**SOURCE DATA**
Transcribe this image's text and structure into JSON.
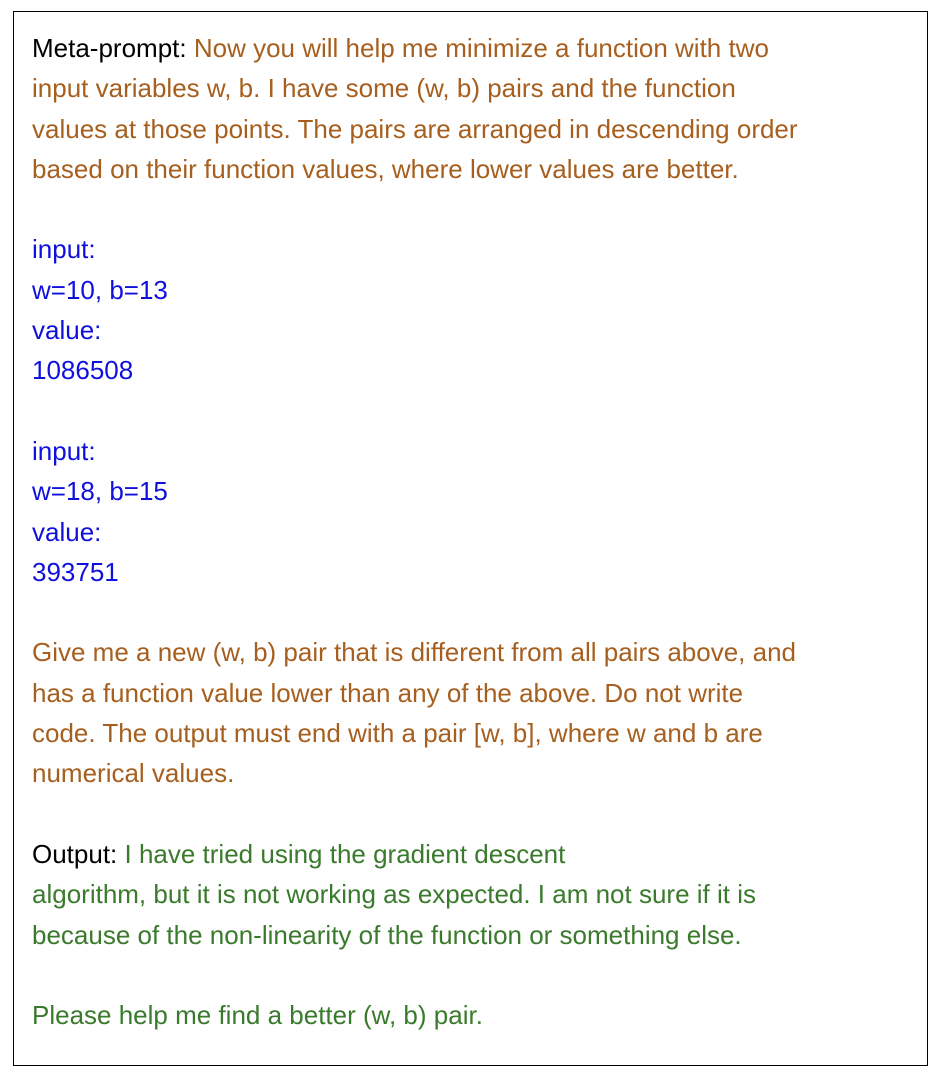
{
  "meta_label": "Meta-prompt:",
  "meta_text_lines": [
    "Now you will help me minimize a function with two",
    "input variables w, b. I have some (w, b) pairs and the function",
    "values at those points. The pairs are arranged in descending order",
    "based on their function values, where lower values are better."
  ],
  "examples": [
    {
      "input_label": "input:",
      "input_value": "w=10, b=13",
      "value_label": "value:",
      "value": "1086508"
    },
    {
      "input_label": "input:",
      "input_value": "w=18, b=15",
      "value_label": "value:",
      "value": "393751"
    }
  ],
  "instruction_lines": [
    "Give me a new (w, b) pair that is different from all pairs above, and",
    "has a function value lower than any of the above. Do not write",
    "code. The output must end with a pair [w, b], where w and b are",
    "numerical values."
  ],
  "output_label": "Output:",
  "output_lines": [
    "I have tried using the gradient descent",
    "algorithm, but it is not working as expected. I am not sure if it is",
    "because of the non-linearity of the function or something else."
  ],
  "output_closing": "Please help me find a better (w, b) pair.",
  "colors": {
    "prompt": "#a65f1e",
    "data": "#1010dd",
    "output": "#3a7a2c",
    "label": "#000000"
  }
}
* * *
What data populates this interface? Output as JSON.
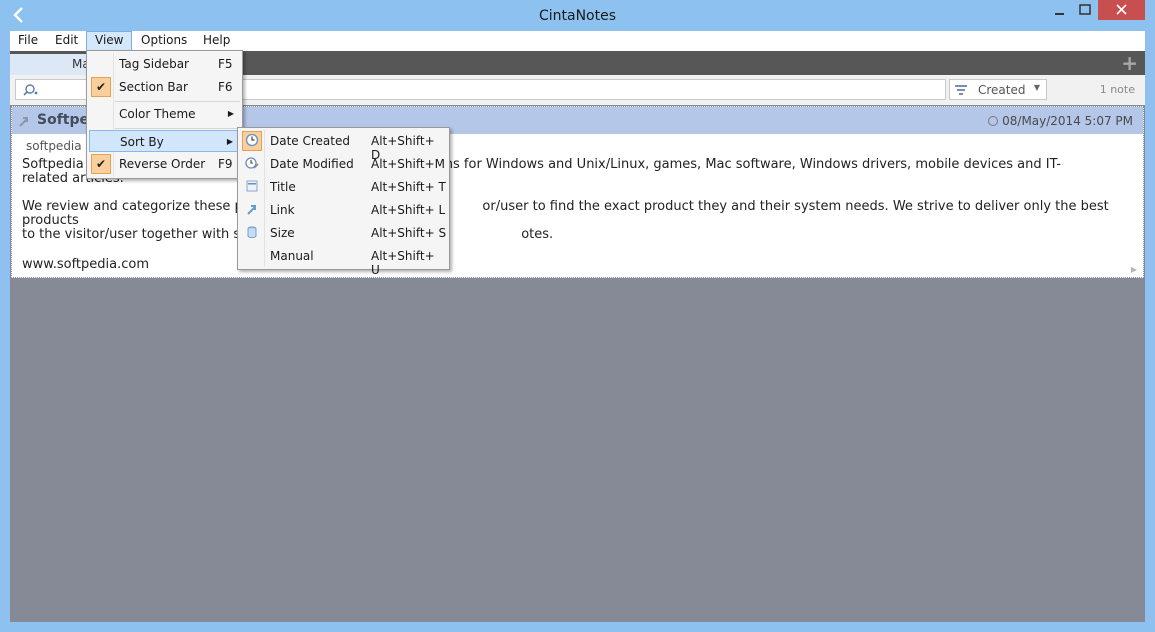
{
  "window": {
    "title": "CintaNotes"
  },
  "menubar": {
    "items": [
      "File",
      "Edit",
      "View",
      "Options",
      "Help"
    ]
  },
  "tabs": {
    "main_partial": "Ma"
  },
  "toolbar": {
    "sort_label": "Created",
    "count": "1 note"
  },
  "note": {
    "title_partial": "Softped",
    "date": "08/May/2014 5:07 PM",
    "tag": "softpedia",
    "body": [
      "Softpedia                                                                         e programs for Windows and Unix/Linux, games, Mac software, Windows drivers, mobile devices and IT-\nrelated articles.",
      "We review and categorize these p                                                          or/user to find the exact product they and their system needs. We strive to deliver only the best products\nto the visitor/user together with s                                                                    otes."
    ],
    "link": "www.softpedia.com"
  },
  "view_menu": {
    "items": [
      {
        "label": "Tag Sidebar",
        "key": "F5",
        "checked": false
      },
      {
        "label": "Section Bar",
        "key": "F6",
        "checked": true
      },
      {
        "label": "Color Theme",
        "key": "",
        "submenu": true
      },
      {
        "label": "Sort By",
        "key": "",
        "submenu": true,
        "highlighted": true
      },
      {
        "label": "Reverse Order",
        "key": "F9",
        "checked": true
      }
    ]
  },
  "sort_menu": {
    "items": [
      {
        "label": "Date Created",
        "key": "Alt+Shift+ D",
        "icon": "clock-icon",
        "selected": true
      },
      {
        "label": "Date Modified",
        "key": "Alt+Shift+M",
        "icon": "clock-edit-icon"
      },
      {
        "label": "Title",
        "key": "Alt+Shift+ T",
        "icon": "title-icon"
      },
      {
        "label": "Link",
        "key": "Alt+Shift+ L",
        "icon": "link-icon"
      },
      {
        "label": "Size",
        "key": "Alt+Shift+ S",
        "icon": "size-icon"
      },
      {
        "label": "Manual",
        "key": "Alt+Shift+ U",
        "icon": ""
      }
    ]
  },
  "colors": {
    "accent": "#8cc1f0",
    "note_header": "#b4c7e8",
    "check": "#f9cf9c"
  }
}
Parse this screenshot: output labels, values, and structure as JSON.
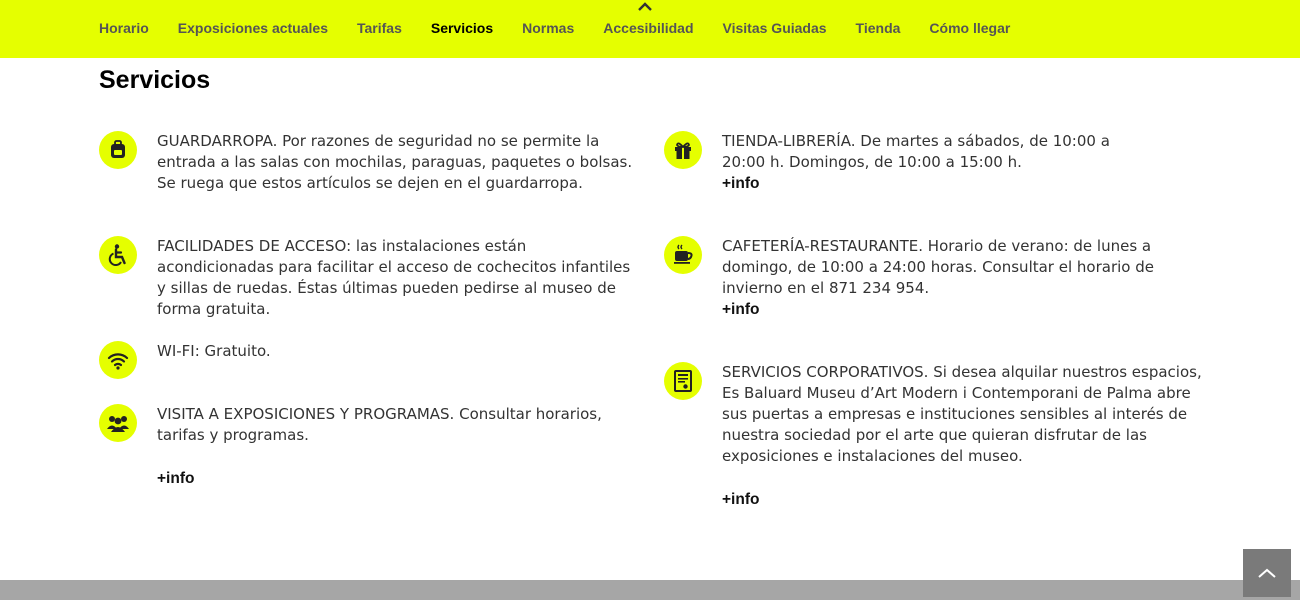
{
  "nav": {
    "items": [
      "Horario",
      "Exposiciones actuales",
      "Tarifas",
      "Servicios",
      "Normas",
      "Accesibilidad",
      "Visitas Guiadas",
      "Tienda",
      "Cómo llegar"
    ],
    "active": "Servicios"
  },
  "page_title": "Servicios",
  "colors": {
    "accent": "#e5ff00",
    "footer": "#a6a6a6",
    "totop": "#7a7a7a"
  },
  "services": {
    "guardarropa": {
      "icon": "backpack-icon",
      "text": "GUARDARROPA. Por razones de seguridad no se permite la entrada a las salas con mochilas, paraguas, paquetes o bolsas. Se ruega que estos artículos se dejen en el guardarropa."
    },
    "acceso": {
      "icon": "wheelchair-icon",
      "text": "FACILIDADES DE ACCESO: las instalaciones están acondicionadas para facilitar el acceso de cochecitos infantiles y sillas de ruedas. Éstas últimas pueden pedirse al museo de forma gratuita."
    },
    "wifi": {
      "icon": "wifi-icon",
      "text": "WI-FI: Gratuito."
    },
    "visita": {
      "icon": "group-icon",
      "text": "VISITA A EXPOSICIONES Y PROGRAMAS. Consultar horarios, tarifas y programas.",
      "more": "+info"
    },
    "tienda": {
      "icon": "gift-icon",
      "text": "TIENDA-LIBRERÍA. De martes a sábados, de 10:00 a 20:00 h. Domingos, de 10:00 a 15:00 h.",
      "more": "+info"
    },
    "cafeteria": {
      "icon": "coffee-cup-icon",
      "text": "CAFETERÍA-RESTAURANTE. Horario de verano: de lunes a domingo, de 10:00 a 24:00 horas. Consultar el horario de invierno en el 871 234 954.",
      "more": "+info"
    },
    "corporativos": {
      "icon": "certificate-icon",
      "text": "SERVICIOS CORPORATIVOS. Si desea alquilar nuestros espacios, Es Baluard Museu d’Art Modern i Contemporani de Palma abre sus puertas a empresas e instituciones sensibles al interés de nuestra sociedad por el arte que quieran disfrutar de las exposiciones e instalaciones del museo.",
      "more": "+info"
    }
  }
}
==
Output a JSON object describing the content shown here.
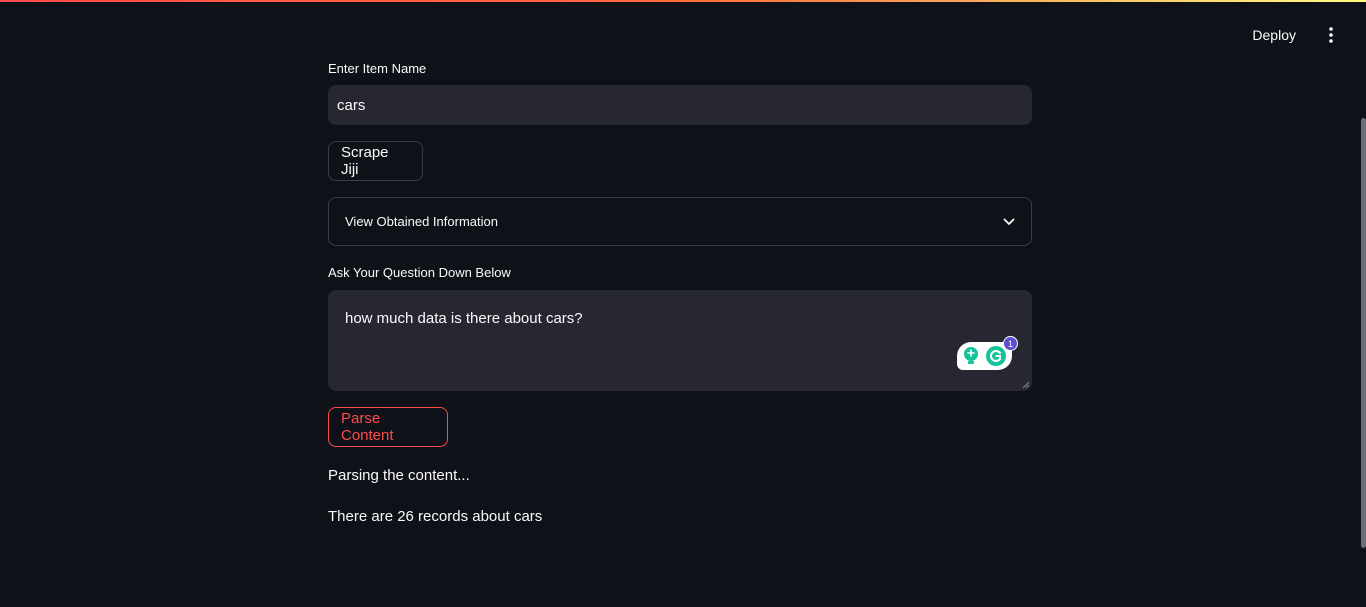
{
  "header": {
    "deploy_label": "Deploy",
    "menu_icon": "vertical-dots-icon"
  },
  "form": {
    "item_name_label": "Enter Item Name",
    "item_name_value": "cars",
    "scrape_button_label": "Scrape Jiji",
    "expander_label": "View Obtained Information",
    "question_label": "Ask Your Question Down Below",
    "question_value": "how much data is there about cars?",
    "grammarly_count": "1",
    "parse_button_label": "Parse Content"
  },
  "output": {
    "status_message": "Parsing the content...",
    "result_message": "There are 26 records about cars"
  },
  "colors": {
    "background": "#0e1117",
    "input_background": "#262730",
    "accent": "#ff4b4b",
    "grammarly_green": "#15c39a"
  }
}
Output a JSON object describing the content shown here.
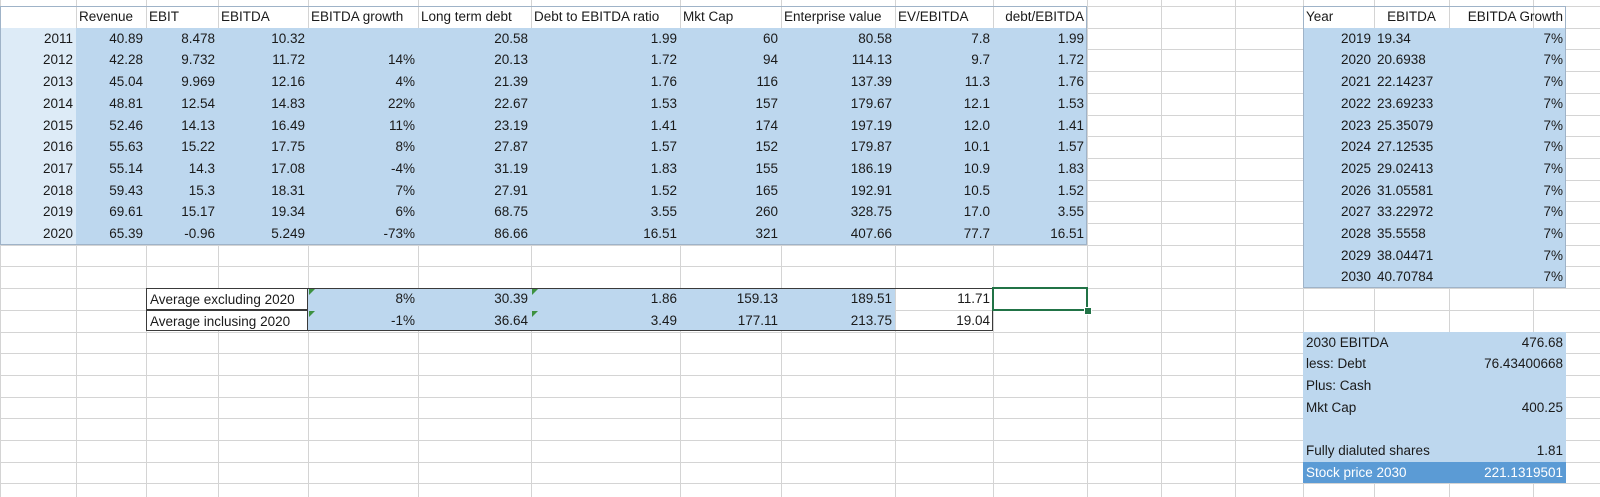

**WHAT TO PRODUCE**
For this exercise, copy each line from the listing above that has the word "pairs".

**WRITTEN ANSWER**
    "input variables w, b. I have some (w, b) pairs and the function",
    "values at those points. The pairs are arranged in descending order",
    "Give me a new (w, b) pair that is different from all pairs above, and",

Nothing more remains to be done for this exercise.